In essence, it was all about clarity. It was all about who would do what by when.
It’s like the time newscaster Sam Donaldson was traveling with President Jimmy Carter outside of New Delhi, India. They were there to see how a particular village solved its energy problems in a most creative way. The villages threw all their cow manure into a pit, and they siphoned off the methane gas to light the village lamps.
As they were standing on the edge of the pit, Donaldson asked, “If I fell in, you’d pull me out, wouldn’t you, Mr. President?” “Certainly,” Carter replied, pausing a bit, “after a suitable interview.” They achieved role clarity.

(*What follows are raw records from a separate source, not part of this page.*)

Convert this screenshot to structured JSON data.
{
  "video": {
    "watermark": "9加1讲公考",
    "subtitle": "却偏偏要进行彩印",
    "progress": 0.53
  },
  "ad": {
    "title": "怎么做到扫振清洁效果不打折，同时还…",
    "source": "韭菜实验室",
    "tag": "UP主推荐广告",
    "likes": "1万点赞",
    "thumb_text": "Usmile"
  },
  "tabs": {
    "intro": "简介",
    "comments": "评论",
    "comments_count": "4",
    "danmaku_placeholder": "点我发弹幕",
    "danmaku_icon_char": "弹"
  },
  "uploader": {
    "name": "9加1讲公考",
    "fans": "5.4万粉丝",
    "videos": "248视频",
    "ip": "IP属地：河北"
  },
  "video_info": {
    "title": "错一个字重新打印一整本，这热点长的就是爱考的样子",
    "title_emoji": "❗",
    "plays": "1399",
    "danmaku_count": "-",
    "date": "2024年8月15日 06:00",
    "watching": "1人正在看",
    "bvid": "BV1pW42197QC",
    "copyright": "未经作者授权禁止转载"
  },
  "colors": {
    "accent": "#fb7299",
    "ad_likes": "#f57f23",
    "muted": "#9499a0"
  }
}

As I work with teams in various organizations, one of the most common complaints I hear is the lack of communication. And it is a problem. No team can ever achieve its full potential if there is a lack of clarity.

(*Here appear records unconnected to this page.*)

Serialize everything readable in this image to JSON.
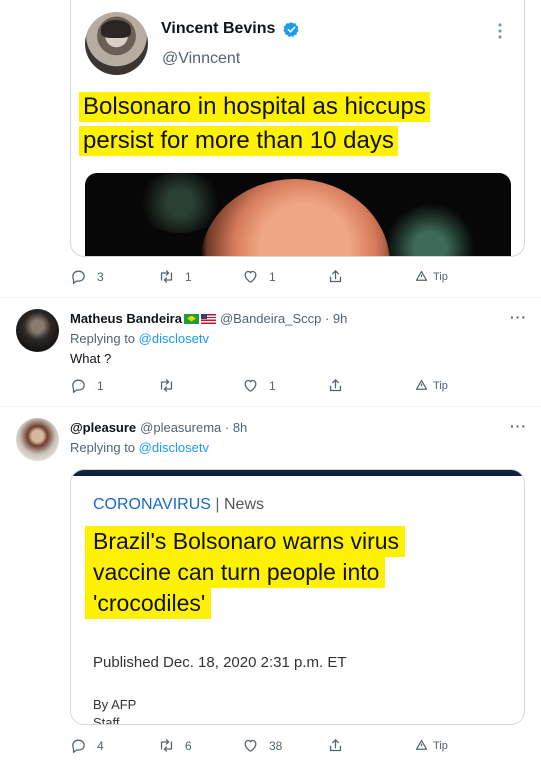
{
  "quoted_tweet": {
    "author_name": "Vincent Bevins",
    "author_handle": "@Vinncent",
    "headline_lines": [
      "Bolsonaro in hospital as hiccups",
      "persist for more than 10 days"
    ]
  },
  "tweet_actions": {
    "replies": "3",
    "retweets": "1",
    "likes": "1",
    "tip_label": "Tip"
  },
  "reply_1": {
    "name": "Matheus Bandeira",
    "handle_time": "@Bandeira_Sccp · 9h",
    "replying_prefix": "Replying to",
    "replying_to": "@disclosetv",
    "text": "What ?",
    "replies": "1",
    "retweets": "",
    "likes": "1",
    "tip_label": "Tip"
  },
  "reply_2": {
    "name": "@pleasure",
    "handle_time": "@pleasurema · 8h",
    "replying_prefix": "Replying to",
    "replying_to": "@disclosetv",
    "replies": "4",
    "retweets": "6",
    "likes": "38",
    "tip_label": "Tip",
    "article": {
      "category": "CORONAVIRUS",
      "separator": "|",
      "section": "News",
      "headline_lines": [
        "Brazil's Bolsonaro warns virus",
        "vaccine can turn people into",
        "'crocodiles'"
      ],
      "published": "Published Dec. 18, 2020 2:31 p.m. ET",
      "byline": "By AFP",
      "staff": "Staff"
    }
  },
  "more_glyph": "···",
  "colors": {
    "accent": "#1d9bf0",
    "highlight": "#fff200",
    "muted": "#536471",
    "article_category": "#1b67c4"
  },
  "icons": [
    "verified-badge-icon",
    "reply-icon",
    "retweet-icon",
    "like-icon",
    "share-icon",
    "tip-icon",
    "more-icon"
  ]
}
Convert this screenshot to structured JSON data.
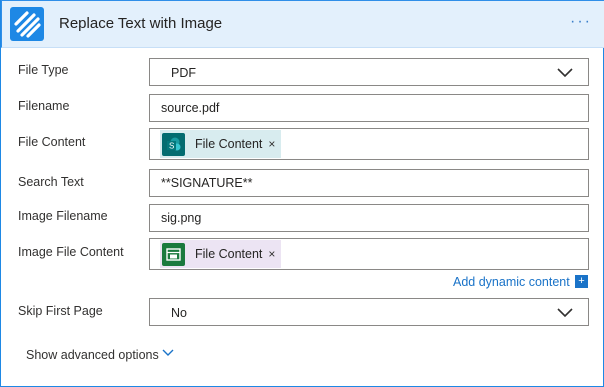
{
  "header": {
    "title": "Replace Text with Image",
    "more": "···",
    "logo_icon": "stripes-logo-icon",
    "accent": "#1e88e5"
  },
  "fields": {
    "file_type": {
      "label": "File Type",
      "value": "PDF"
    },
    "filename": {
      "label": "Filename",
      "value": "source.pdf"
    },
    "file_content": {
      "label": "File Content",
      "token": "File Content",
      "token_icon": "sharepoint-icon",
      "remove": "×"
    },
    "search_text": {
      "label": "Search Text",
      "value": "**SIGNATURE**"
    },
    "image_filename": {
      "label": "Image Filename",
      "value": "sig.png"
    },
    "image_file_content": {
      "label": "Image File Content",
      "token": "File Content",
      "token_icon": "excel-online-icon",
      "remove": "×"
    },
    "skip_first_page": {
      "label": "Skip First Page",
      "value": "No"
    }
  },
  "dynamic_content": {
    "label": "Add dynamic content",
    "plus": "+"
  },
  "advanced": {
    "label": "Show advanced options"
  }
}
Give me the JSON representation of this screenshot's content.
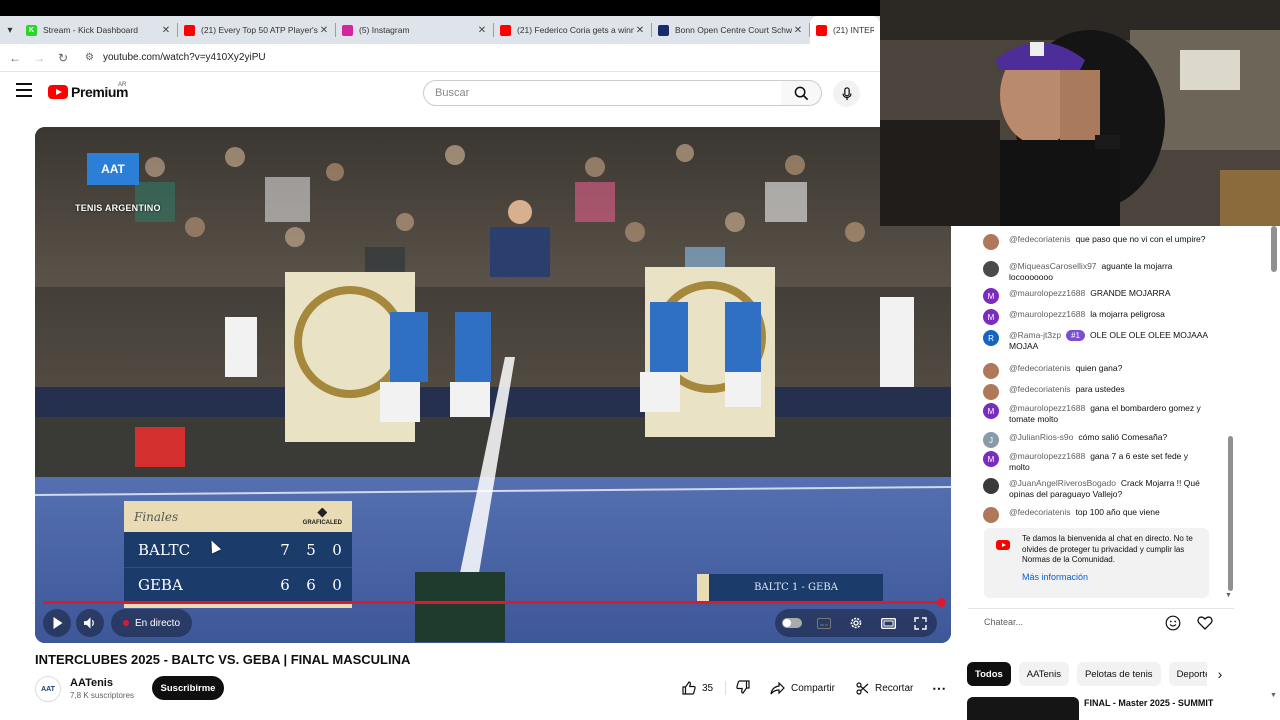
{
  "browser": {
    "tabs": [
      {
        "title": "Stream - Kick Dashboard",
        "favicon_color": "#2bd52b",
        "favicon_letter": "K"
      },
      {
        "title": "(21) Every Top 50 ATP Player's L",
        "favicon_color": "#ff0000",
        "favicon_letter": ""
      },
      {
        "title": "(5) Instagram",
        "favicon_color": "#d6249f",
        "favicon_letter": ""
      },
      {
        "title": "(21) Federico Coria gets a winn",
        "favicon_color": "#ff0000",
        "favicon_letter": ""
      },
      {
        "title": "Bonn Open Centre Court Schw",
        "favicon_color": "#1a2a6c",
        "favicon_letter": ""
      },
      {
        "title": "(21) INTER",
        "favicon_color": "#ff0000",
        "favicon_letter": ""
      }
    ],
    "url": "youtube.com/watch?v=y410Xy2yiPU"
  },
  "header": {
    "logo_text": "Premium",
    "region": "AR",
    "search_placeholder": "Buscar"
  },
  "player": {
    "brand_logo": "AAT",
    "brand_caption": "TENIS ARGENTINO",
    "scoreboard": {
      "sponsor": "Finales",
      "sponsor_right": "GRAFICALED",
      "rows": [
        {
          "team": "BALTC",
          "sets": [
            "7",
            "5",
            "0"
          ]
        },
        {
          "team": "GEBA",
          "sets": [
            "6",
            "6",
            "0"
          ]
        }
      ]
    },
    "lower_badge": "BALTC 1 - GEBA",
    "live_label": "En directo",
    "progress": 1.0
  },
  "video": {
    "title": "INTERCLUBES 2025 - BALTC VS. GEBA | FINAL MASCULINA",
    "channel_name": "AATenis",
    "channel_avatar_text": "AAT",
    "subscribers": "7,8 K suscriptores",
    "subscribe_label": "Suscribirme",
    "likes": "35",
    "share_label": "Compartir",
    "clip_label": "Recortar"
  },
  "chat": {
    "messages": [
      {
        "user": "@fedecoriatenis",
        "text": "que paso que no vi con el umpire?",
        "avatar_color": "#b0785a",
        "avatar_letter": ""
      },
      {
        "user": "@MiqueasCarosellix97",
        "text": "aguante la mojarra locooooooo",
        "avatar_color": "#4a4a4a",
        "avatar_letter": ""
      },
      {
        "user": "@maurolopezz1688",
        "text": "GRANDE MOJARRA",
        "avatar_color": "#7b2cbf",
        "avatar_letter": "M"
      },
      {
        "user": "@maurolopezz1688",
        "text": "la mojarra peligrosa",
        "avatar_color": "#7b2cbf",
        "avatar_letter": "M"
      },
      {
        "user": "@Rama-jt3zp",
        "badge": "#1",
        "text": "OLE OLE OLE OLEE MOJAAA MOJAA",
        "avatar_color": "#1565c0",
        "avatar_letter": "R"
      },
      {
        "user": "@fedecoriatenis",
        "text": "quien gana?",
        "avatar_color": "#b0785a",
        "avatar_letter": ""
      },
      {
        "user": "@fedecoriatenis",
        "text": "para ustedes",
        "avatar_color": "#b0785a",
        "avatar_letter": ""
      },
      {
        "user": "@maurolopezz1688",
        "text": "gana el bombardero gomez y tomate molto",
        "avatar_color": "#7b2cbf",
        "avatar_letter": "M"
      },
      {
        "user": "@JulianRios-s9o",
        "text": "cómo salió Comesaña?",
        "avatar_color": "#8a9ba8",
        "avatar_letter": "J"
      },
      {
        "user": "@maurolopezz1688",
        "text": "gana 7 a 6 este set fede y molto",
        "avatar_color": "#7b2cbf",
        "avatar_letter": "M"
      },
      {
        "user": "@JuanAngelRiverosBogado",
        "text": "Crack Mojarra !! Qué opinas del paraguayo Vallejo?",
        "avatar_color": "#3a3a3a",
        "avatar_letter": ""
      },
      {
        "user": "@fedecoriatenis",
        "text": "top 100 año que viene",
        "avatar_color": "#b0785a",
        "avatar_letter": ""
      }
    ],
    "welcome_text": "Te damos la bienvenida al chat en directo. No te olvides de proteger tu privacidad y cumplir las Normas de la Comunidad.",
    "welcome_link": "Más información",
    "input_placeholder": "Chatear..."
  },
  "chips": [
    "Todos",
    "AATenis",
    "Pelotas de tenis",
    "Deporte"
  ],
  "next_video_title": "FINAL - Master 2025 - SUMMIT",
  "colors": {
    "youtube_red": "#ff0000",
    "progress_red": "#e0182d",
    "scoreboard_navy": "#1b3b6b",
    "scoreboard_cream": "#e9dbb3",
    "link_blue": "#065fd4"
  }
}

That’s what Mrs. J. Ward found out. After her father had been treated in the doctor’s office, the doctor asked him to call in the next patient. So her father opened the waiting room door and dutifully called, “Mr. Colchester, please.”
With that her father walked some 200 yards down the street towards his car. It was then that he heard a small voice behind him. It was Mr. Colchester, asking him, “Where are we going?” They obviously didn’t have role clarity.

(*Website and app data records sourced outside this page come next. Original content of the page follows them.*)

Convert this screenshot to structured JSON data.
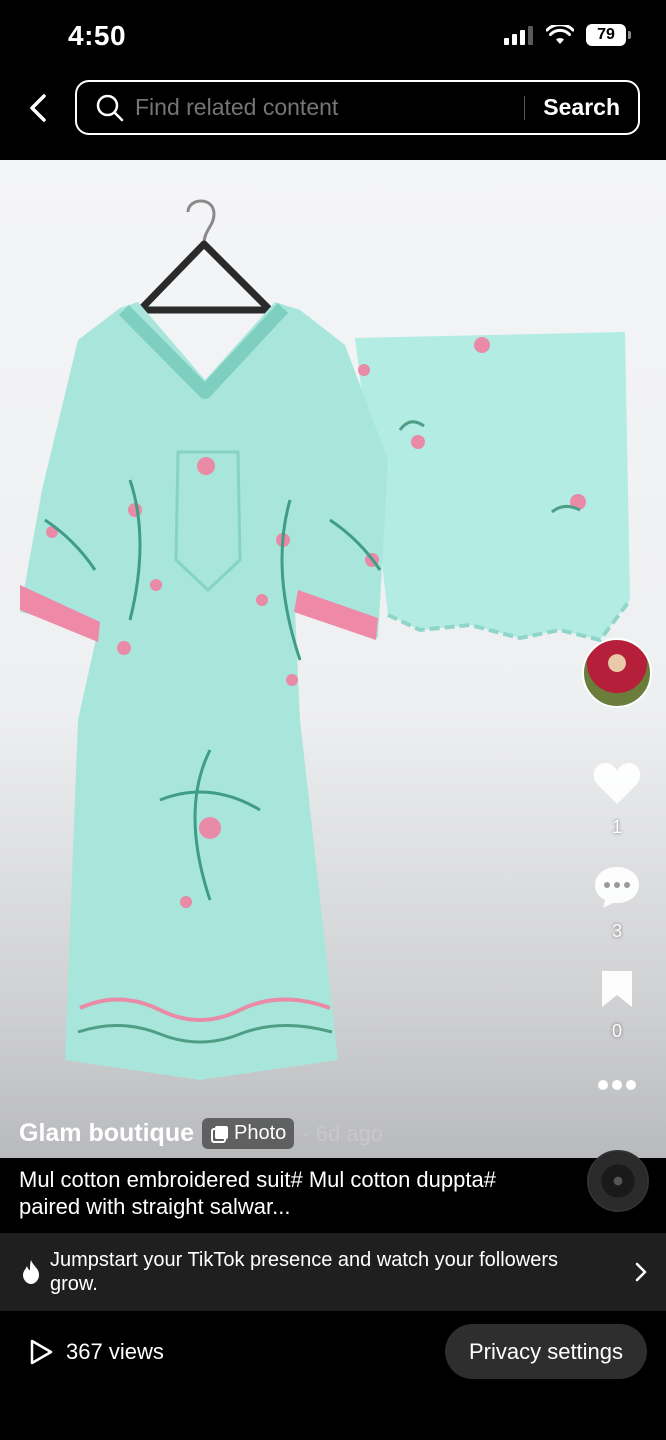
{
  "status_bar": {
    "time": "4:50",
    "battery": "79"
  },
  "search": {
    "placeholder": "Find related content",
    "button_label": "Search"
  },
  "post": {
    "author": "Glam boutique",
    "badge_label": "Photo",
    "posted": "· 6d ago",
    "caption": "Mul cotton embroidered suit# Mul cotton duppta# paired with straight salwar...",
    "likes": "1",
    "comments": "3",
    "saves": "0"
  },
  "promo": {
    "text": "Jumpstart your TikTok presence and watch your followers grow."
  },
  "footer": {
    "views": "367 views",
    "privacy_label": "Privacy settings"
  },
  "icons": {
    "back": "chevron-left-icon",
    "search": "search-icon",
    "like": "heart-icon",
    "comment": "comment-icon",
    "save": "bookmark-icon",
    "more": "more-icon",
    "play": "play-icon",
    "flame": "flame-icon",
    "chevron": "chevron-right-icon"
  },
  "colors": {
    "fabric": "#a8e6dc",
    "accent_pink": "#e98aa6",
    "background": "#000000"
  }
}
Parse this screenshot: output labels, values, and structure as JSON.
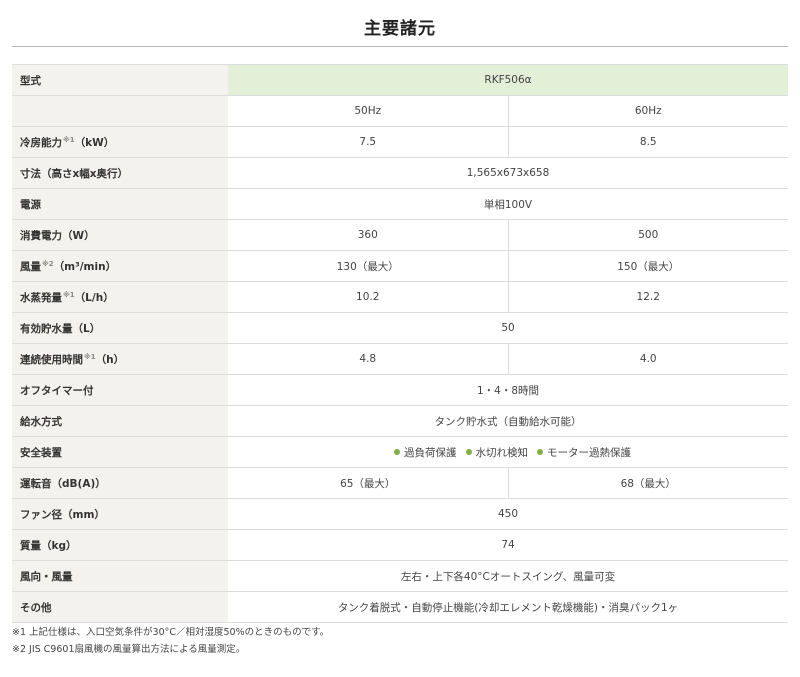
{
  "title": "主要諸元",
  "model_row": {
    "label": "型式",
    "model": "RKF506α"
  },
  "freq_row": {
    "hz50": "50Hz",
    "hz60": "60Hz"
  },
  "rows": [
    {
      "label": "冷房能力",
      "sup": "※1",
      "unit": "（kW）",
      "v50": "7.5",
      "v60": "8.5"
    },
    {
      "label": "寸法（高さx幅x奥行）",
      "value": "1,565x673x658"
    },
    {
      "label": "電源",
      "value": "単相100V"
    },
    {
      "label": "消費電力（W）",
      "v50": "360",
      "v60": "500"
    },
    {
      "label": "風量",
      "sup": "※2",
      "unit": "（m³/min）",
      "v50": "130（最大）",
      "v60": "150（最大）"
    },
    {
      "label": "水蒸発量",
      "sup": "※1",
      "unit": "（L/h）",
      "v50": "10.2",
      "v60": "12.2"
    },
    {
      "label": "有効貯水量（L）",
      "value": "50"
    },
    {
      "label": "連続使用時間",
      "sup": "※1",
      "unit": "（h）",
      "v50": "4.8",
      "v60": "4.0"
    },
    {
      "label": "オフタイマー付",
      "value": "1・4・8時間"
    },
    {
      "label": "給水方式",
      "value": "タンク貯水式（自動給水可能）"
    },
    {
      "label": "安全装置",
      "items": [
        "過負荷保護",
        "水切れ検知",
        "モーター過熱保護"
      ]
    },
    {
      "label": "運転音（dB(A)）",
      "v50": "65（最大）",
      "v60": "68（最大）"
    },
    {
      "label": "ファン径（mm）",
      "value": "450"
    },
    {
      "label": "質量（kg）",
      "value": "74"
    },
    {
      "label": "風向・風量",
      "value": "左右・上下各40°Cオートスイング、風量可変"
    },
    {
      "label": "その他",
      "value": "タンク着脱式・自動停止機能(冷却エレメント乾燥機能)・消臭パック1ヶ"
    }
  ],
  "notes": [
    "※1 上記仕様は、入口空気条件が30°C／相対湿度50%のときのものです。",
    "※2 JIS C9601扇風機の風量算出方法による風量測定。"
  ],
  "colors": {
    "label_bg": "#f3f2ee",
    "model_bg": "#e3efd7",
    "bullet": "#7fb04a"
  }
}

Third, DO A FEW FAVORS. Dr. Robert Cialdini documented the power of this strategy in his book, Influence: The Psychology of Persuasion.
In simple terms, we try to repay, in kind, what another person has provided us. If someone has done us a favor, given us a gift, or invited us to some event, we feel obligated to give something back. It’s a big part of any effective team or relationship. And it’s a big part of the cooperation process.
So go out of your way to do thoughtful, helpful things for your teammates. Help others, and when you need help, they’ll be more likely to help you. It’s the old Biblical principle of sowing and reaping.
Two neighboring farmers learned that. Farmer Brown asked if he could bring his 12 female pigs over to farmer Jones’ to mate with his male pigs. Jones agreed.
So farmer Brown loaded his sows into his truck and drove them over to farmer Jones’ pig pen to spend the day. “I’ve never raised pigs before. So how will I know if it worked?” asked Brown. “Just look for unusual behavior,” said Jones.
The next morning, farmer Brown looked at his pigs, but he didn’t see anything unusual. So he reloaded the sows in his truck and brought them back to Jones’ farm.
It was the same on the third day. Back to Jones’ they went.
Being a bit disheartened, farmer Brown asked his wife, “Honey, are the pigs doing anything unusual?” “Well,” she said, “There are 11 of them in the back of the truck and the 12th one is honking the horn.”
Teamwork works for those who work at it. Try these three things and you’ll be building your team.